Whistlr
@samthor

Better convenience methods for HTML

I've built on the web for a while now. So long that when I'm writing vanilla HTML/JS, my go-to has always been .appendChild() to add new HTML elements, and a huge series of createElement calls along with it.

But there's actually some lesser-known convenience methods that we can use now (well, in a post-IE11 world, where all devs should be). 🌎👍 I'm not arguing against your framework or components, but sometimes, you just have to write vanilla JS. 🍦

One-Line Element Creation

I confess 😅 that this isn't really one line, but it's one statement:

const el = Object.assign(document.createElement('div'), {
  textContent: `Your div now has text`,
  className: 'and-is-classy',
});

The helper Object.assign wasn't available in IE11.

Remove Self

This one is pretty well-known.

const el = document.getElementById('something');
el.remove();   // instead of el.parentNode.removeChild(el)

Insert Element or Text

The .append() method can append any real elements, or it will automatically create a text node if you pass it a string. It takes any number of arguments.

el.append(document.createElement('hr'), 'I get upgraded to a text node!');

There's also .prepend() which is the opposite of .append(). It inserts all the elements, in-order, at the start of the element:

const heading = Object.assign(document.createElement('h2', {
  textContent: 'List Of Awesome HTML Methods',
});
list.prepend(heading, `You Won't Believe How Many We Found!`);

Insert Relative To Element

Every element has methods .before() and .after(). These insert new HTML nodes directly adjacent to the current node. Like the methods above, they accept any number of other elements or strings.

myHeading.before(superHeading);
myHeading.after(`Here's a list of awesome stuff`, theList);

⚠️ There's one caveat: in our example, if myHeading isn't actually on the page—it's a temporary element—these methods will just fail silently without throwing an Error.

Replace With

Rather than doing a parentNode.replaceChild dance, we can now self-destruct an element and replace it with something new. Again, we can replace ourselves with any number of other elements or strings (even none!).

const fancyItem = Object.assign(document.createElement('strong'), {
  textContent: 'fancy',
});
someFancyHeading.replaceWith('Less', fancyItem, 'heading');
someFancyHeading.replaceWith();  // although you could just use .remove 🤷

Class Force Set

If you want to set the state of a class to a variable true or false, you can pass a second param to .classList.toggle:
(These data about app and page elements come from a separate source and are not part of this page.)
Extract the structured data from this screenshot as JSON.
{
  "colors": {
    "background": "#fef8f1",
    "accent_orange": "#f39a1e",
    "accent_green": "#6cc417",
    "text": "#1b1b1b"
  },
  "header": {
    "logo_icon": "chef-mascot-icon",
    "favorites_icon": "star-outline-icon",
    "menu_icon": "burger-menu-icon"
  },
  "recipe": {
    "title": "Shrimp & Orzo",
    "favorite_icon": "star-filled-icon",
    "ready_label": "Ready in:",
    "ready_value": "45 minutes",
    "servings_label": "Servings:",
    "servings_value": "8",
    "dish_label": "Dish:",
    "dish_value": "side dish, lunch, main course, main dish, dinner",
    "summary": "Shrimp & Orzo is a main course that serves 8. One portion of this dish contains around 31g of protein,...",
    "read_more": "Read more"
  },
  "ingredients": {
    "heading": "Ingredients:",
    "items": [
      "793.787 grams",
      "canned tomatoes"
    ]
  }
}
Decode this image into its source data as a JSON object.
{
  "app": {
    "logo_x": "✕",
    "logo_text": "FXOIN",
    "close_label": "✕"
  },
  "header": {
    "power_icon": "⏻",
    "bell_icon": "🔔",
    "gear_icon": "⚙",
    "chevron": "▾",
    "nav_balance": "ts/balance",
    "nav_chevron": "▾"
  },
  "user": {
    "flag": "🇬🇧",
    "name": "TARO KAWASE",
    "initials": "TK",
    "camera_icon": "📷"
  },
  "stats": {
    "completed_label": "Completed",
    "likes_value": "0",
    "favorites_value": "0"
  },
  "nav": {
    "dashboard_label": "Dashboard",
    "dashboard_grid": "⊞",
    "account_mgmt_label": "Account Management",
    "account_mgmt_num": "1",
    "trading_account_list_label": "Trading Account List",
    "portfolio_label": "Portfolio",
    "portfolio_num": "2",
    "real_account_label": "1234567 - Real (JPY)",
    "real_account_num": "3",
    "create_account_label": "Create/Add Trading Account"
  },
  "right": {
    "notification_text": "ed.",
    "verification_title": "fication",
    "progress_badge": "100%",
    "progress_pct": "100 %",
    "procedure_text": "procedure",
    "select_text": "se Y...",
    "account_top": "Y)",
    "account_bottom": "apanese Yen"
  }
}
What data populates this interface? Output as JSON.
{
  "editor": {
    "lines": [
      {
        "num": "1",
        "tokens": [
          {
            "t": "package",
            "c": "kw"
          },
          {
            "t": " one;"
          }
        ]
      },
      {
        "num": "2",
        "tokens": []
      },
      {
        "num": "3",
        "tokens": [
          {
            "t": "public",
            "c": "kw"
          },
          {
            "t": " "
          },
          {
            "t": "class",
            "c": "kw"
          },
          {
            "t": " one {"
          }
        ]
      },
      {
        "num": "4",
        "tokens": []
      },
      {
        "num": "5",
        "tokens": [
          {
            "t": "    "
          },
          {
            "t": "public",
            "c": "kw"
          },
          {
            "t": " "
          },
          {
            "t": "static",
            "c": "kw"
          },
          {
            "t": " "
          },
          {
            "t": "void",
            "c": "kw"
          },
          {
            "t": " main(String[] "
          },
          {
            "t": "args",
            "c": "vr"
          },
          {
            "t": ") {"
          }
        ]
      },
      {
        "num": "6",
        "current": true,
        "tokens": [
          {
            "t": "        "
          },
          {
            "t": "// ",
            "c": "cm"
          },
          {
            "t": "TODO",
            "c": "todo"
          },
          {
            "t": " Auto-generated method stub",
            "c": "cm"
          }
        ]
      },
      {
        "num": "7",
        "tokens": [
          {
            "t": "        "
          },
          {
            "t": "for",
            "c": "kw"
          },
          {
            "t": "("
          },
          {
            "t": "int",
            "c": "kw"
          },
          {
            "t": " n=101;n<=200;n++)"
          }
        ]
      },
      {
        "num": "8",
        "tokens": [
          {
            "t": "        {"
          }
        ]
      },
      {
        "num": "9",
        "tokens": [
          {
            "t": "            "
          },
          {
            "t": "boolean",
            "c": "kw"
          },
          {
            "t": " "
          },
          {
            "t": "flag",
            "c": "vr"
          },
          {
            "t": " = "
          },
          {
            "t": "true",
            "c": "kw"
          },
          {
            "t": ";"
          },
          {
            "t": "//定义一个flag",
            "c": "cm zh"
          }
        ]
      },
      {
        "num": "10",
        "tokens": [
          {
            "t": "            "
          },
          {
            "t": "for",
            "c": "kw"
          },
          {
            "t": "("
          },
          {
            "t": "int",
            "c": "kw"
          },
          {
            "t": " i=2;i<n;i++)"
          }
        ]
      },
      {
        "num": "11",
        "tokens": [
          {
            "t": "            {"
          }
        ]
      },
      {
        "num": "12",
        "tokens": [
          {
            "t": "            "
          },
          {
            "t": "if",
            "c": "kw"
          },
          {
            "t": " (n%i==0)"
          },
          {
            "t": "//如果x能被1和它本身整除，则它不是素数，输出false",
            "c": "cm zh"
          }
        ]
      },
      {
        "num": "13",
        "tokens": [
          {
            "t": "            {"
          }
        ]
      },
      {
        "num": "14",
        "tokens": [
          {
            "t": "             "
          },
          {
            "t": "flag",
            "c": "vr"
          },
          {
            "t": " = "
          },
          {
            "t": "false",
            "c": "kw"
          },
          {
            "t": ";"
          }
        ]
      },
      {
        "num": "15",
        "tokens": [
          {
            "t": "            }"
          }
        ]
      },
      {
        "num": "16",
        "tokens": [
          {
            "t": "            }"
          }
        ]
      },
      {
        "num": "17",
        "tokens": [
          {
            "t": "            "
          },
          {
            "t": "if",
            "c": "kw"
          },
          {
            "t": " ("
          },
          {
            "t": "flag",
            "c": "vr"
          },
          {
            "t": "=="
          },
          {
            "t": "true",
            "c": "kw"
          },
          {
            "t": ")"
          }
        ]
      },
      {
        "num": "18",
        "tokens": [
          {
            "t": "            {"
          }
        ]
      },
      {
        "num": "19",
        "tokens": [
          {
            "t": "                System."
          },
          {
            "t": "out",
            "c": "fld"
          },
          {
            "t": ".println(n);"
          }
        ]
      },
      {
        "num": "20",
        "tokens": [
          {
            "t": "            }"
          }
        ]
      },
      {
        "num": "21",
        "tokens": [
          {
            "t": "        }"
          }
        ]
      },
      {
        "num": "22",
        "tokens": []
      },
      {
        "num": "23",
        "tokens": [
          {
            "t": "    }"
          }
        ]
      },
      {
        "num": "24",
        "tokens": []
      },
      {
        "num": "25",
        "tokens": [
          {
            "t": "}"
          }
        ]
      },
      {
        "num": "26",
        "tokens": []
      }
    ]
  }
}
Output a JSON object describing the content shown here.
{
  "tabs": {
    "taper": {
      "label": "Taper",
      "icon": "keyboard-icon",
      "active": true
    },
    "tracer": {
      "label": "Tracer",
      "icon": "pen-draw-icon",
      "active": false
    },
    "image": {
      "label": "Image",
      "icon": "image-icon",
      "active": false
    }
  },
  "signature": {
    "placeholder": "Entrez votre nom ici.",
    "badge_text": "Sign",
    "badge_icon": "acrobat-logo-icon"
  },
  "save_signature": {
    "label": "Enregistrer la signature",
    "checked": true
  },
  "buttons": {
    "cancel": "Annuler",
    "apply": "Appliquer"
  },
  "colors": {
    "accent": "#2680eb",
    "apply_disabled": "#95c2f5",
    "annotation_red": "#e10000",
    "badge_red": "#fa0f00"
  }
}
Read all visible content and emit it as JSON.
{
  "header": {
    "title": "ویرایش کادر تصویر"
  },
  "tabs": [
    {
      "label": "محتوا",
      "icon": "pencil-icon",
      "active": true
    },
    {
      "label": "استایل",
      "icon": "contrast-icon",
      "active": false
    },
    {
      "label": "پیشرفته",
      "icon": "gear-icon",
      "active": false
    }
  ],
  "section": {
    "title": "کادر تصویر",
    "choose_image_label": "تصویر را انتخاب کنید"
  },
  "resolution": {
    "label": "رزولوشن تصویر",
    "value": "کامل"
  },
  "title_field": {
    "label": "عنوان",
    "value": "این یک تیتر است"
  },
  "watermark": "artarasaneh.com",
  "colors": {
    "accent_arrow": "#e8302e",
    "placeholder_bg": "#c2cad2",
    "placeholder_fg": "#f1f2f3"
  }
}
const someState = false;
theDiv.classList.toggle('foo', !someState);  // forces foo on
theDev.classList.toggle('bar', someState);   // forces bar off
// result e.g. <div id="theDiv" class="foo">

This is probably well-known. But if you're explicitly not supporting IE11, it's nice to be confident that this now works. 🎉